ABOUT THIS EXERCISE — The lines below that include the word "event" are to be reported.

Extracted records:
━━━━━━━━━━

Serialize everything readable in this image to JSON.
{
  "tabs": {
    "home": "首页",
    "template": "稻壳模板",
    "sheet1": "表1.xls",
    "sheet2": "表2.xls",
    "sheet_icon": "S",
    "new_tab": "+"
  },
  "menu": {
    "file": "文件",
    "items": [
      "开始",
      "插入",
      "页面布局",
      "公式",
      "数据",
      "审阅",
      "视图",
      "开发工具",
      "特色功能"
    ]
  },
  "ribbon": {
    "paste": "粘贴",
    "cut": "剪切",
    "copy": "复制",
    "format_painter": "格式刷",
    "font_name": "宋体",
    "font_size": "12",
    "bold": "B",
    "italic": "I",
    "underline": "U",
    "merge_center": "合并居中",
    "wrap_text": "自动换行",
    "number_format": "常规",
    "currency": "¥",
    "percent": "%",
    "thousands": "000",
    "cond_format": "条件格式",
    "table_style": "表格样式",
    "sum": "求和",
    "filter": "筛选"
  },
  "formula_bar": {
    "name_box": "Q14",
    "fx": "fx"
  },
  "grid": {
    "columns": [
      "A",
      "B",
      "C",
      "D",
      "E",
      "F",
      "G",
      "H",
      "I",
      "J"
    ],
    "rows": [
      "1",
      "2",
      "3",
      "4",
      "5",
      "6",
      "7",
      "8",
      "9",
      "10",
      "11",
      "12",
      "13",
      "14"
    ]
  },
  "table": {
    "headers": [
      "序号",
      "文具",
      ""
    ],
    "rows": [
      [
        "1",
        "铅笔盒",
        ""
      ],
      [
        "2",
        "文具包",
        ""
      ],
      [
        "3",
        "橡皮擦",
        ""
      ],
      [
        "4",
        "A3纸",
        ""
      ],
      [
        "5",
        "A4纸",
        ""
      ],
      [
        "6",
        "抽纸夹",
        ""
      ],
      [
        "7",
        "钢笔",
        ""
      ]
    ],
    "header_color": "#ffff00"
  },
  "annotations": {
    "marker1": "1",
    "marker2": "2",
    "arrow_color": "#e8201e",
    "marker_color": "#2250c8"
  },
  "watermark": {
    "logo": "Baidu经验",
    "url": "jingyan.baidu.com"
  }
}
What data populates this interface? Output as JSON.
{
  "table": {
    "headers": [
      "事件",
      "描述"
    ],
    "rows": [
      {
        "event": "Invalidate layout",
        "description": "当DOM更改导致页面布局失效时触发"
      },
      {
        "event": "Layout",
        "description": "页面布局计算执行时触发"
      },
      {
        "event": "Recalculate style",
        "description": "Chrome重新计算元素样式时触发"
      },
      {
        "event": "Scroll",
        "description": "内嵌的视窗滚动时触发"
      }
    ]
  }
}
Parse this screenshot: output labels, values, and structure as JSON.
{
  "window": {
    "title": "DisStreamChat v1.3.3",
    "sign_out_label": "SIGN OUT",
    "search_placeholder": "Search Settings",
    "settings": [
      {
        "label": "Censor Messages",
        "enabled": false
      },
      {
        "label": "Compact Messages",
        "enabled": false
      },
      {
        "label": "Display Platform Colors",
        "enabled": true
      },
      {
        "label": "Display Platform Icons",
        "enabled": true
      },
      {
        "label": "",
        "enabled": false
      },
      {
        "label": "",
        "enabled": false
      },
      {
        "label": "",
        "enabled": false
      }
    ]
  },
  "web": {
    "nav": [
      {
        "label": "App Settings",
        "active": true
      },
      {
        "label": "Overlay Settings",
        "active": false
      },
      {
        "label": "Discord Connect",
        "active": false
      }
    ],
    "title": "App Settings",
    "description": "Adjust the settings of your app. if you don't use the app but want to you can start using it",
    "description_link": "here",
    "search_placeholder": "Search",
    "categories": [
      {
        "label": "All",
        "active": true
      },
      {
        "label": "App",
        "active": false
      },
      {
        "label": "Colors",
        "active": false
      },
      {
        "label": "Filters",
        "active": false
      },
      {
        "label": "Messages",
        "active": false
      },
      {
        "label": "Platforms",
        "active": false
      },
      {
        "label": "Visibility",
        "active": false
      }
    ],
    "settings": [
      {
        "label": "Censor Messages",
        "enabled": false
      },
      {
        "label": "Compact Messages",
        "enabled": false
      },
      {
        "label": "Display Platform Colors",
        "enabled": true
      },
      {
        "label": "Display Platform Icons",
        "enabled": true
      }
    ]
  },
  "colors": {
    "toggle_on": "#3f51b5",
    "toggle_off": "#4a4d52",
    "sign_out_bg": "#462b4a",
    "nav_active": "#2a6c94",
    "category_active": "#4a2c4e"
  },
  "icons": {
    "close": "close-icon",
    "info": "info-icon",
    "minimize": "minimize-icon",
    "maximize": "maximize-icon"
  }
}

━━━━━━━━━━

REPLY TO THE EXERCISE —
        "event": "Invalidate layout",
        "event": "Layout",
        "event": "Recalculate style",
        "event": "Scroll",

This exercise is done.